TASK TO CARRY OUT -> Each record below should be printed exactly as it was written.

DATA TO PROCESS ->
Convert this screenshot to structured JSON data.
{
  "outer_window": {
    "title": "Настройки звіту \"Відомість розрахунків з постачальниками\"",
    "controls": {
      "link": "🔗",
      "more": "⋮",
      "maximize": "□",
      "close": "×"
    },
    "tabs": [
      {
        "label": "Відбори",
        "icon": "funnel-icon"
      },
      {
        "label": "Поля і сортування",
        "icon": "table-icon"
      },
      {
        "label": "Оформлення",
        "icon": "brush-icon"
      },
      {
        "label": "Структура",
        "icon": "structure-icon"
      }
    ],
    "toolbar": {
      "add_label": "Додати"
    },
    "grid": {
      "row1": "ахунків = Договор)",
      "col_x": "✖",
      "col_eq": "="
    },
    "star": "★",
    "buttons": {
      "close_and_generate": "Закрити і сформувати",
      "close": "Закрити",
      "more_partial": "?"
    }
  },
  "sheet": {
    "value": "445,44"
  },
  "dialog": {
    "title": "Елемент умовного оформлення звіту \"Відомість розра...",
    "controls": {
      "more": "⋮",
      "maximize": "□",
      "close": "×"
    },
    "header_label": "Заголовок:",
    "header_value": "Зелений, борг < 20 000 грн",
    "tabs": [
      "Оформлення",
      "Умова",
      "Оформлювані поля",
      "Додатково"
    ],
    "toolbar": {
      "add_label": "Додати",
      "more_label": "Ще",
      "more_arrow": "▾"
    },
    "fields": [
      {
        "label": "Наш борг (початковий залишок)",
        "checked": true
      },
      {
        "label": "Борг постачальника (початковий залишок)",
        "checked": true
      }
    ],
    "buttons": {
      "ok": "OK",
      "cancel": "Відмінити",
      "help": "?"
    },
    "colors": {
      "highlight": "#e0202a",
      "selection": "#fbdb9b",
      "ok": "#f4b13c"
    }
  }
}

ANSWER ->
Convert this screenshot to structured JSON data.
{
  "outer_window": {
    "title": "Настройки звіту \"Відомість розрахунків з постачальниками\"",
    "controls": {
      "link": "🔗",
      "more": "⋮",
      "maximize": "□",
      "close": "×"
    },
    "tabs": [
      {
        "label": "Відбори",
        "icon": "funnel-icon"
      },
      {
        "label": "Поля і сортування",
        "icon": "table-icon"
      },
      {
        "label": "Оформлення",
        "icon": "brush-icon"
      },
      {
        "label": "Структура",
        "icon": "structure-icon"
      }
    ],
    "toolbar": {
      "add_label": "Додати"
    },
    "grid": {
      "row1": "ахунків = Договор)",
      "col_x": "✖",
      "col_eq": "="
    },
    "star": "★",
    "buttons": {
      "close_and_generate": "Закрити і сформувати",
      "close": "Закрити",
      "more_partial": "?"
    }
  },
  "sheet": {
    "value": "445,44"
  },
  "dialog": {
    "title": "Елемент умовного оформлення звіту \"Відомість розра...",
    "controls": {
      "more": "⋮",
      "maximize": "□",
      "close": "×"
    },
    "header_label": "Заголовок:",
    "header_value": "Зелений, борг < 20 000 грн",
    "tabs": [
      "Оформлення",
      "Умова",
      "Оформлювані поля",
      "Додатково"
    ],
    "toolbar": {
      "add_label": "Додати",
      "more_label": "Ще",
      "more_arrow": "▾"
    },
    "fields": [
      {
        "label": "Наш борг (початковий залишок)",
        "checked": true
      },
      {
        "label": "Борг постачальника (початковий залишок)",
        "checked": true
      }
    ],
    "buttons": {
      "ok": "OK",
      "cancel": "Відмінити",
      "help": "?"
    },
    "colors": {
      "highlight": "#e0202a",
      "selection": "#fbdb9b",
      "ok": "#f4b13c"
    }
  }
}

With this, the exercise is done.